• _WORK TO BE COMPLETED_
What is needed is a copy of each line in the listing that contains "улица".

DATASET CONTENT Block Start

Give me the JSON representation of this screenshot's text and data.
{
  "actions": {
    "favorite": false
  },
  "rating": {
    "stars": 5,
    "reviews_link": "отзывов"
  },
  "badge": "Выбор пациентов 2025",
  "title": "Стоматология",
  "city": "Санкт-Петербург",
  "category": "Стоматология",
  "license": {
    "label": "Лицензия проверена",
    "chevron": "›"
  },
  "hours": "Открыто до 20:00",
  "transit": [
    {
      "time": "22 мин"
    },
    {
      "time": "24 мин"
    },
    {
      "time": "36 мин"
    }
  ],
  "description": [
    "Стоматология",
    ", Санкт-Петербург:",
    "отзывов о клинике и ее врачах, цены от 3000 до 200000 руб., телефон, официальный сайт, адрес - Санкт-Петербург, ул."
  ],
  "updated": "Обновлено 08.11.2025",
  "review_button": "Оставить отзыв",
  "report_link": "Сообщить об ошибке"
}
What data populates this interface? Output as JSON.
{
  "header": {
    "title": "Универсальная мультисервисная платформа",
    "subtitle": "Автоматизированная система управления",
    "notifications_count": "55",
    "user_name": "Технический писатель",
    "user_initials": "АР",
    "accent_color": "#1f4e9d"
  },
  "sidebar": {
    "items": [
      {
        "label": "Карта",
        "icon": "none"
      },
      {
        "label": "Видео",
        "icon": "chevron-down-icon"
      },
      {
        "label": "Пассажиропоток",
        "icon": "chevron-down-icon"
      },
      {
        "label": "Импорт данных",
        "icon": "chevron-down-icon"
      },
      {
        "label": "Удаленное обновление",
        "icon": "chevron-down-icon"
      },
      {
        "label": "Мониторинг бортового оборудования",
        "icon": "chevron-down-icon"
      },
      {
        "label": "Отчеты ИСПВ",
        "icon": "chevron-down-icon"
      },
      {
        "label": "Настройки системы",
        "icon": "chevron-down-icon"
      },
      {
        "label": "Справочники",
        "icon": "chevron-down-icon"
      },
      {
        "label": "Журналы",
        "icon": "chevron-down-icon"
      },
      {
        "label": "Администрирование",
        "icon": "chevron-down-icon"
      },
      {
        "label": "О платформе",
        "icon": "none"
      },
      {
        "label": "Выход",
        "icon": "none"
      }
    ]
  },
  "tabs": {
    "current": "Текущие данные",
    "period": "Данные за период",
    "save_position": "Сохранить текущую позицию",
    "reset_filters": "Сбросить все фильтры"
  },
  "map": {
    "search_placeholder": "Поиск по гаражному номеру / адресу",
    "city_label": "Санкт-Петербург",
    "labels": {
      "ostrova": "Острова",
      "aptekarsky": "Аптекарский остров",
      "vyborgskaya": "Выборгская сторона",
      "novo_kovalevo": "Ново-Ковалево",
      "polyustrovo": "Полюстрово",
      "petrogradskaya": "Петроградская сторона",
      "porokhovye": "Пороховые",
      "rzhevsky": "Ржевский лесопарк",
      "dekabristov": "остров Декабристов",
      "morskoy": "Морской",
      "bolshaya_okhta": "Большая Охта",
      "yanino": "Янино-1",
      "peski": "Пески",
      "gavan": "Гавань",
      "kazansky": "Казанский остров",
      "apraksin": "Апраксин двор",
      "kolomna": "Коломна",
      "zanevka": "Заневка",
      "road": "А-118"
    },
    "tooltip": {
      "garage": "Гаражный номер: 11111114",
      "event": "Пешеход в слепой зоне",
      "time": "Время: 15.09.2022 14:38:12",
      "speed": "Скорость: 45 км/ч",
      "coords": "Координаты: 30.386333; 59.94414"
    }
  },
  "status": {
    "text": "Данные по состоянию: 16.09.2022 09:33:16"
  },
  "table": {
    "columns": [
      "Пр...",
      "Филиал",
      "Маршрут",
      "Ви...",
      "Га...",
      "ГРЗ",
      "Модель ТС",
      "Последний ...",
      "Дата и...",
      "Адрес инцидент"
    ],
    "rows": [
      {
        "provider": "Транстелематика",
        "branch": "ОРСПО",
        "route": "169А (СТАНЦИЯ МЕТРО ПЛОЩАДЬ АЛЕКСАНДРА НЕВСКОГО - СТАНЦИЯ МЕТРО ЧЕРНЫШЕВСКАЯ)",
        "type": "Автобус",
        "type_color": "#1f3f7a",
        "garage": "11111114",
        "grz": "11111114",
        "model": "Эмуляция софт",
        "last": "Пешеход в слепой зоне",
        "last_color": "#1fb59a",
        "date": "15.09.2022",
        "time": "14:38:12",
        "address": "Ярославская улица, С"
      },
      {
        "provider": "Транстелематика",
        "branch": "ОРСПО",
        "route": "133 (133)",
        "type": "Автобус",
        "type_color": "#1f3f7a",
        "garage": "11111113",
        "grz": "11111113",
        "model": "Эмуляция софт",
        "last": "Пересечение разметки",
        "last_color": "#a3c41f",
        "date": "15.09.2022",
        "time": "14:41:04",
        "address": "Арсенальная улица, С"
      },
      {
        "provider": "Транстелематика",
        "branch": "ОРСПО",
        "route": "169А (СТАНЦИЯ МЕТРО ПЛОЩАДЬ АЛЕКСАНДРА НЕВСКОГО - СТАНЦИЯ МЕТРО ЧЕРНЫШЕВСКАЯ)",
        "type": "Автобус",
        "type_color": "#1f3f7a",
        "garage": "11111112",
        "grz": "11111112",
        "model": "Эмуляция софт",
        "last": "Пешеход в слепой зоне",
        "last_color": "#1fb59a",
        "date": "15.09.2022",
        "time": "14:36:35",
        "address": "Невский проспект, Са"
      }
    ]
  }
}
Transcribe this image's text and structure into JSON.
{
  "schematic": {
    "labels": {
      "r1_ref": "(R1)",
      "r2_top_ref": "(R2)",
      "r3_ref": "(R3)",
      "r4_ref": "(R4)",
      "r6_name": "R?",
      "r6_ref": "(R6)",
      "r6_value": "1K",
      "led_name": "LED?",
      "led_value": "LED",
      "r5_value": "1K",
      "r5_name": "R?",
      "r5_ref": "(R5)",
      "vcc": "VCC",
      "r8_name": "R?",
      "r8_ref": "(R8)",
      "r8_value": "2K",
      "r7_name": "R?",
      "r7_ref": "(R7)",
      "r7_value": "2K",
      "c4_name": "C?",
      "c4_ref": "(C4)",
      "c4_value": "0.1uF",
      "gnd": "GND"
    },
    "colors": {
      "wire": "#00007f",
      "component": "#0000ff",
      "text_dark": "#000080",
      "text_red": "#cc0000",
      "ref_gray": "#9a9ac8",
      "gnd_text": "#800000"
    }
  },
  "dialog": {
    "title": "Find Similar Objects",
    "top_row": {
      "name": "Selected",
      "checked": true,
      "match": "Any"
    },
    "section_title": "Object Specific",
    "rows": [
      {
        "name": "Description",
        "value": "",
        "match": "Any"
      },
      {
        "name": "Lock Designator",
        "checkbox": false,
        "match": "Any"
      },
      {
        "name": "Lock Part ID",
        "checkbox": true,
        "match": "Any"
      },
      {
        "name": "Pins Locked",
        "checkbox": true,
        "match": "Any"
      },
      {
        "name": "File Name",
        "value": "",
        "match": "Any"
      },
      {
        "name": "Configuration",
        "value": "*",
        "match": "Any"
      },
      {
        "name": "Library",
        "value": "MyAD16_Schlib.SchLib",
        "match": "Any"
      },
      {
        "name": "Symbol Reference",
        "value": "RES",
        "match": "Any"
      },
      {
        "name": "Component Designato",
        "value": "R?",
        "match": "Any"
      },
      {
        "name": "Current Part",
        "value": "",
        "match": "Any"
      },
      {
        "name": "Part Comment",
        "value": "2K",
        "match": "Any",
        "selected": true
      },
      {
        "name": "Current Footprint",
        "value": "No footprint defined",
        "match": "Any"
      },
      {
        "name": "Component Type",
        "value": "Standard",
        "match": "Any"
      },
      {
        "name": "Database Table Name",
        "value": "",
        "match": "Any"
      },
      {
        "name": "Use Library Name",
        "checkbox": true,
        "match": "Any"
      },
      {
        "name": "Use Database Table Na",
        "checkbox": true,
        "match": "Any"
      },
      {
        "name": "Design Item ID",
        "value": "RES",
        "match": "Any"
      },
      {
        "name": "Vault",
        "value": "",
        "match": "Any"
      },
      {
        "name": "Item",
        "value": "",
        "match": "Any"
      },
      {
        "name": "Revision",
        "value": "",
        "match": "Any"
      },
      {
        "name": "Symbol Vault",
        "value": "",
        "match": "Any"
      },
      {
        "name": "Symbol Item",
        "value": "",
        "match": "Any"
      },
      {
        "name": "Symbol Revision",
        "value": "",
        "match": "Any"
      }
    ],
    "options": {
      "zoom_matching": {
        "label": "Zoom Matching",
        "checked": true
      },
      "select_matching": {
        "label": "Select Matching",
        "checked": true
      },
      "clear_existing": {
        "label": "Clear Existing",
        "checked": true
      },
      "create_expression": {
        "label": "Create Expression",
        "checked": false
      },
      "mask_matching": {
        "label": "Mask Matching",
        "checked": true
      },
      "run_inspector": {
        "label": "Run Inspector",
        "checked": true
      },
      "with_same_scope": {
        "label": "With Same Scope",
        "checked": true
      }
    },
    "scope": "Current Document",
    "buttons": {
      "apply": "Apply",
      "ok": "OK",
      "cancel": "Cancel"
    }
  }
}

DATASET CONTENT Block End

• _TASK OUTPUT_
        "address": "Ярославская улица, С"
        "address": "Арсенальная улица, С"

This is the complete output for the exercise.